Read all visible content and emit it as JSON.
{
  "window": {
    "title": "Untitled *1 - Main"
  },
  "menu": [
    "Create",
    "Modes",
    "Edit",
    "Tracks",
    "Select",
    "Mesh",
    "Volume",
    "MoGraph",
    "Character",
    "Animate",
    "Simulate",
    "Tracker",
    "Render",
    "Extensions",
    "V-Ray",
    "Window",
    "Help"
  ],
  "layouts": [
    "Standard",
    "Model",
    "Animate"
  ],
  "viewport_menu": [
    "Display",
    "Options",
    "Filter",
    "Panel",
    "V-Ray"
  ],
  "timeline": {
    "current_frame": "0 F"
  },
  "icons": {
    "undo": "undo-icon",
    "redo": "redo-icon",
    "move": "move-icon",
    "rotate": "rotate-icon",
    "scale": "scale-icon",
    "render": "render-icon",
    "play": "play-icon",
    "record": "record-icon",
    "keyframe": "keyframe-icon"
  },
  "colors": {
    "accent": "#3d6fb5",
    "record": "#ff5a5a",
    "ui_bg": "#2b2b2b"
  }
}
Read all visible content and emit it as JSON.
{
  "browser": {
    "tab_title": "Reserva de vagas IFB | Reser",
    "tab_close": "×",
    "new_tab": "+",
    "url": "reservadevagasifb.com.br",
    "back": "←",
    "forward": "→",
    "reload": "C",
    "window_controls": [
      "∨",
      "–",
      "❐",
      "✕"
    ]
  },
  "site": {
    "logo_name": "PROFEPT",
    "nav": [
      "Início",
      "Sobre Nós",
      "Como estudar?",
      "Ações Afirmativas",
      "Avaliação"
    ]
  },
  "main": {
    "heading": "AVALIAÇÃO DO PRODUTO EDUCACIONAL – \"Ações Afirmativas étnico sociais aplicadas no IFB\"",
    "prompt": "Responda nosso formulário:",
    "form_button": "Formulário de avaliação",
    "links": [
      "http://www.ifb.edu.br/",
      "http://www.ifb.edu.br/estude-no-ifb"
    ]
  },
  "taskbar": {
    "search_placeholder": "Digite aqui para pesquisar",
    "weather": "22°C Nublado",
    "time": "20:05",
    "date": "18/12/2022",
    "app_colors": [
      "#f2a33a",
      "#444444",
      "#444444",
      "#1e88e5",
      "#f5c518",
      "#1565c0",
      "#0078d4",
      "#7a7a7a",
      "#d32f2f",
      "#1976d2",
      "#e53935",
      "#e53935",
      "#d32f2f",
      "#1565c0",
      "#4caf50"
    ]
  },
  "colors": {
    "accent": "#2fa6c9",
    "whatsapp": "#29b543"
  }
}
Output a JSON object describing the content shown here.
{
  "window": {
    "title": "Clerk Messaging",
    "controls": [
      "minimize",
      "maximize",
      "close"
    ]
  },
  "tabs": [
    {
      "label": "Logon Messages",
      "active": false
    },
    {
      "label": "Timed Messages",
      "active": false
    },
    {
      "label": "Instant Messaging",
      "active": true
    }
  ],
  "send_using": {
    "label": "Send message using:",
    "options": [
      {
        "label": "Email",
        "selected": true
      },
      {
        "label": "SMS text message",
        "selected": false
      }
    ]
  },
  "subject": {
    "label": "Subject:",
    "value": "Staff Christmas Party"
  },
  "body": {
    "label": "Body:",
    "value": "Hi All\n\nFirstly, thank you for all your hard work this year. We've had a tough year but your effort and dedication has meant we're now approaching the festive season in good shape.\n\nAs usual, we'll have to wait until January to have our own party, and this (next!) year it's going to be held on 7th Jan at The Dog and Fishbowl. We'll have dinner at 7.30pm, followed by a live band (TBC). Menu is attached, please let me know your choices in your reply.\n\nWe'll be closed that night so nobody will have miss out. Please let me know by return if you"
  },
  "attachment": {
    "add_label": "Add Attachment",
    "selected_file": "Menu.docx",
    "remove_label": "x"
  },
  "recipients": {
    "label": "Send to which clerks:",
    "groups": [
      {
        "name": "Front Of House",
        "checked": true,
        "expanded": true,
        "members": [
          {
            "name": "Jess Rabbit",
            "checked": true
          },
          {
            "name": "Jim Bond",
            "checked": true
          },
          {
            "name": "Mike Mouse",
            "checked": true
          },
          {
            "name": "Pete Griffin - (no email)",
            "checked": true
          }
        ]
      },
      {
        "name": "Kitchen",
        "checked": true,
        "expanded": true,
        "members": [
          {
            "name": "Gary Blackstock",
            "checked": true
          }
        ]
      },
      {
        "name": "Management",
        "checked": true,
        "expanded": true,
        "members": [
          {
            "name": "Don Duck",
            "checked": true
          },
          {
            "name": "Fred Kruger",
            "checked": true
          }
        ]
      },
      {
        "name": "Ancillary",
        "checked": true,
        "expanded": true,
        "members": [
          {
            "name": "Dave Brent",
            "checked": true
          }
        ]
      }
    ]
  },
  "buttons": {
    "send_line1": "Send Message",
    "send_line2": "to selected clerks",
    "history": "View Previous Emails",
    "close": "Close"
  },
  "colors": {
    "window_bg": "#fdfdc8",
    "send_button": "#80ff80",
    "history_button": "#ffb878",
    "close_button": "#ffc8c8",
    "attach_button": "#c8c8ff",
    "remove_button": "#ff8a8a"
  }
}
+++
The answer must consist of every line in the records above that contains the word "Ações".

      "Ações Afirmativas",
    "heading": "AVALIAÇÃO DO PRODUTO EDUCACIONAL – \"Ações Afirmativas étnico sociais aplicadas no IFB\"",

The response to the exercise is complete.